Week 4 - CASE 4 - ALCOHOL - Skildum Flashcards Preview

Uncategorized > Week 4 - CASE 4 - ALCOHOL - Skildum > Flashcards

Flashcards in Week 4 - CASE 4 - ALCOHOL - Skildum Deck (8):

After consumption, in what tissues does ethanol partition? What tissues exclude ethanol?

Alcohol preferentially goes to muscle and brain
Doesn't like adipose and bone


Pathway alcohol is metabolized:

Ethanol to acetaldehyde by ADH. Acetaldehyde to Acetate by aldehyde dehydrogenase.
Microsomal Ethanol Oxidizing System (MEOS)
Cyp2 converts alcohol to acetaldehyde. More active in chronic alcoholics. Also linked to ethanol aversion to those with overactive Cyp2


Question #3: How do inherited mutations in ethanol metabolizing enzymes alter carriers’ susceptibility to alcoholism?

ALDH mutation to decrease function can give you TERRIBLE hangovers
ADH*3, ADH*2, ADH*2 – increase Vmax of enzyme, these mutations make you less susceptible to alcoholism.
Ethanol makes you euphoric, converted quickly to acetaldehyde – makes you sick


What does disulfiram target and what kind of inhibition is it?

IT targets ALDH. It inhibits it competitively.
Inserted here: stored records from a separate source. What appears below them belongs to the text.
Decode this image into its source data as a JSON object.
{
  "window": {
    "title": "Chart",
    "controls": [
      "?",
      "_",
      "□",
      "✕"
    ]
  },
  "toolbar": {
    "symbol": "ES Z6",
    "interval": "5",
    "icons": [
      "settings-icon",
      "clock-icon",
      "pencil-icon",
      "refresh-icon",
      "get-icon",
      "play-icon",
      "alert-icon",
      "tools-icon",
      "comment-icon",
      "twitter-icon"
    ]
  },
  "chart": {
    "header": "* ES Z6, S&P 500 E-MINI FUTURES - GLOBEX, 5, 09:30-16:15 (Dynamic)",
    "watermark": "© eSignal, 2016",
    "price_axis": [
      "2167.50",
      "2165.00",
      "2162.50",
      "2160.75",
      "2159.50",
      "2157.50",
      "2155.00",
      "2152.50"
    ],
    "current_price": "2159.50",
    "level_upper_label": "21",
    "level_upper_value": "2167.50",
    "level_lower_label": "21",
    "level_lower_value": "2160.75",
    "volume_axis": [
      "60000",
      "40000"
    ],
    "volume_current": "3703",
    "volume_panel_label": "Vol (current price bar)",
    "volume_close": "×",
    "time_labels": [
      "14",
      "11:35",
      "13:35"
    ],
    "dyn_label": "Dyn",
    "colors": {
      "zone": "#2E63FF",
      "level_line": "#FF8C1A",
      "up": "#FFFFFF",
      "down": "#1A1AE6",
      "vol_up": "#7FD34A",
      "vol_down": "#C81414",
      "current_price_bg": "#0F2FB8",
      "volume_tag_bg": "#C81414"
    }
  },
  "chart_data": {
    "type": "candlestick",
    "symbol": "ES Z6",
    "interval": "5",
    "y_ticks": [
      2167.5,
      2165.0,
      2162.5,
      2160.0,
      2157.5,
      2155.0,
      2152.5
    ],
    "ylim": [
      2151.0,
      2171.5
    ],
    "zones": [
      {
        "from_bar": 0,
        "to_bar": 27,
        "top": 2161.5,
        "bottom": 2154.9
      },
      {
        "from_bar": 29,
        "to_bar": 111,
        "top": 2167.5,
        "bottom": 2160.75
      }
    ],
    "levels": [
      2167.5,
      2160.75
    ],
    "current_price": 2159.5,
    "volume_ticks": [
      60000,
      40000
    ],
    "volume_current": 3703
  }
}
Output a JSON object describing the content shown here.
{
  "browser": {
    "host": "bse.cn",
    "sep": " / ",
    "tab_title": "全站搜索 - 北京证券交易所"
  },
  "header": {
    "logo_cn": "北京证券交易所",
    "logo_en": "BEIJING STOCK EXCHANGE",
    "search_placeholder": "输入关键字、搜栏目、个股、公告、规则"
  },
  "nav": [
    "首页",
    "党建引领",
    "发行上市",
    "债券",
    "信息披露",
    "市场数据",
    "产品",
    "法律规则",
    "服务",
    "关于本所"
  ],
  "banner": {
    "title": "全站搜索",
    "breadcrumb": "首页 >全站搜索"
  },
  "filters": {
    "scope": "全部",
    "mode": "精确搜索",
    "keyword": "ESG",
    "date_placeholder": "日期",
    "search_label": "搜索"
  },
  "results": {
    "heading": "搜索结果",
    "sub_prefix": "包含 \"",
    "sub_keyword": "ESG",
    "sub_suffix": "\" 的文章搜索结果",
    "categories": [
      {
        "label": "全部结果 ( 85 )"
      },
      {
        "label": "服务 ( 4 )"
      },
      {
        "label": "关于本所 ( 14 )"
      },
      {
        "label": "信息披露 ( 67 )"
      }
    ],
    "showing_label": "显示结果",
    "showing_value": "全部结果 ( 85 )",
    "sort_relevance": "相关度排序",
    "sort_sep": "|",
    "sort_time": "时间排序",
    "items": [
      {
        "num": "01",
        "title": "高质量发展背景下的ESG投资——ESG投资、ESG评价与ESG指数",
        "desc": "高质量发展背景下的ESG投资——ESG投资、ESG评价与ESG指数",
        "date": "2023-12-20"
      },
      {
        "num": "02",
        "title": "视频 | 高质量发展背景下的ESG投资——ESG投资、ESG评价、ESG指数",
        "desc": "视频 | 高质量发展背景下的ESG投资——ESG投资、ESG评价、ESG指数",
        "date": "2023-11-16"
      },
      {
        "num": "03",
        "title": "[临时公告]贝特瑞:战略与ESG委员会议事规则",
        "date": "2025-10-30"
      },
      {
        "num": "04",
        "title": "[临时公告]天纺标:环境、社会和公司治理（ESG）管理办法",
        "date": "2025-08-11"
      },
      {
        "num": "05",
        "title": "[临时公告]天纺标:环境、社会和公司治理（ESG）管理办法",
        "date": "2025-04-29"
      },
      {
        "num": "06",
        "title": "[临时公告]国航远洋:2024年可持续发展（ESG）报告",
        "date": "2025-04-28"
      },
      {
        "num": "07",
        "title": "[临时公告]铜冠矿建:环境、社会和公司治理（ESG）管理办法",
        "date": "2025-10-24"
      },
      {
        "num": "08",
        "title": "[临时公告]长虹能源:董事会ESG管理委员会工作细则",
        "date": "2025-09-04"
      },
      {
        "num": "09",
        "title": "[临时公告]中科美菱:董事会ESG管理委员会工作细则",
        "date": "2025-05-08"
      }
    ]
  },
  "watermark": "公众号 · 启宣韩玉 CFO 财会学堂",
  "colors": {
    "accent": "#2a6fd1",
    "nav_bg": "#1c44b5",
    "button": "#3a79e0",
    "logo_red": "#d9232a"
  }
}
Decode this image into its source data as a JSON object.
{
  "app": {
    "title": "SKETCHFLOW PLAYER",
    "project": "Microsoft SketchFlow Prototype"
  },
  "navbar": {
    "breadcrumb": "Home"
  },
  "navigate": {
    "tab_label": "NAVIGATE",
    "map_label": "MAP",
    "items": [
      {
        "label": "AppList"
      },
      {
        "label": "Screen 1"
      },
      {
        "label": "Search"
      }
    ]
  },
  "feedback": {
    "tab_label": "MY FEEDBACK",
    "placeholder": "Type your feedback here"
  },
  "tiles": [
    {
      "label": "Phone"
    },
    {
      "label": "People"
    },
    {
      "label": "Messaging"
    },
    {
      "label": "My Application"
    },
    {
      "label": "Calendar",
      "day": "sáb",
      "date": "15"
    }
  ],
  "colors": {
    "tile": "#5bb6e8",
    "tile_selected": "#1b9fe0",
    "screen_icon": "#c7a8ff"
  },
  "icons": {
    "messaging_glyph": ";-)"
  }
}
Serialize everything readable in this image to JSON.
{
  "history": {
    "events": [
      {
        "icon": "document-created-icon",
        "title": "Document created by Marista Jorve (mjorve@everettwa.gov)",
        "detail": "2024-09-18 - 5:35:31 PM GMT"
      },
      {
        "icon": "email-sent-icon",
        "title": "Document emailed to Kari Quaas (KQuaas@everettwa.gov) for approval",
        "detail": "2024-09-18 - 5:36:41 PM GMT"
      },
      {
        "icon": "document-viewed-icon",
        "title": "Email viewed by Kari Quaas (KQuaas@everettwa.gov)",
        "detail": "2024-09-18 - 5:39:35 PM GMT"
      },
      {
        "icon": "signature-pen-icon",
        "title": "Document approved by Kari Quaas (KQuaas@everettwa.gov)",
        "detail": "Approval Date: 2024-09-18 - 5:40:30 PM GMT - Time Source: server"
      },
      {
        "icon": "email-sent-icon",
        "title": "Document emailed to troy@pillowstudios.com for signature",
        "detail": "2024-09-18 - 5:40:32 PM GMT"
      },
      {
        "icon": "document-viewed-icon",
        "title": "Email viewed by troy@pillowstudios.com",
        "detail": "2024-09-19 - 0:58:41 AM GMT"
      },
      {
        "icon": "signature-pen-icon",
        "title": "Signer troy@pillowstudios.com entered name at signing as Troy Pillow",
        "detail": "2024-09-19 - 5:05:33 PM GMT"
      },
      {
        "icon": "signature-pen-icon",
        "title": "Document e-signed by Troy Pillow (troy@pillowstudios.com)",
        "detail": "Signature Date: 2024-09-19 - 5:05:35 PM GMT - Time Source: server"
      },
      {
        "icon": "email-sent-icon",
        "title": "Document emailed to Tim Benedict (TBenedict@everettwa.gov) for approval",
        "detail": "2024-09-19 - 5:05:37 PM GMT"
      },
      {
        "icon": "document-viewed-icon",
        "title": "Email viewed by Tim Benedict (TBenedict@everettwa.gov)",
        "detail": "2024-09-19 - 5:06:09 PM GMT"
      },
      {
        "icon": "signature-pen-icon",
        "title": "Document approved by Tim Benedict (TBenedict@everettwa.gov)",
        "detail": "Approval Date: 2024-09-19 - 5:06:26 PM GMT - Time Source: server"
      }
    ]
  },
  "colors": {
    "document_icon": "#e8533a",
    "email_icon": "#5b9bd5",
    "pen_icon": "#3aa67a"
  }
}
This means that the Vmax stays the same and the Km is going to increase.


While you were considering options to resolve your patient's hypotension, you briefly considered administering intravaneous dopamine, but you ultimately decided to give him norepinephrine instead. Would dopamine have been effective in restoring normal blood pressure in a patient taking disulfuram?

NO! Super low blood pressure you could give dopamine, but in this case you don’t want to do it because disulfiram actually inhibits dopamine hydroxylase. That’s the reaction that would eventually turn it into nroeprinephrine. So it's not going to help with hypotension at all.


What receptor(s) does norepinephrine activate? What type(s) of cells express this receptor?

Norepinephrine acts predominantly on alpha-adrenergic receptors to produce constriction of resistance and capacitance vessels, thereby increasing systemic blood pressure and coronary artery blood flow.


Can products of ethanol metabolism contribute to triglyceride production?

Acetyl Coa – the product of ethanol breakdown cab be used to synthesize fatty acids and TAGs


During episodes of hypertrigeleridemia, a patient's serum cholesterol only rose modestly. Is this observation significant in suggesting an underlying cause of the hypertriglyceridemia?

NADH and acetyl Coa will inhibit oxidation of FAs. Fats can’t be oxidized so they are just floating around in the blood. They also can’t be stored. This is because serum cholesterol would be coming from dietary fats, ethanol is going straight into triacylglycerides, causing elevated amounts in the blood.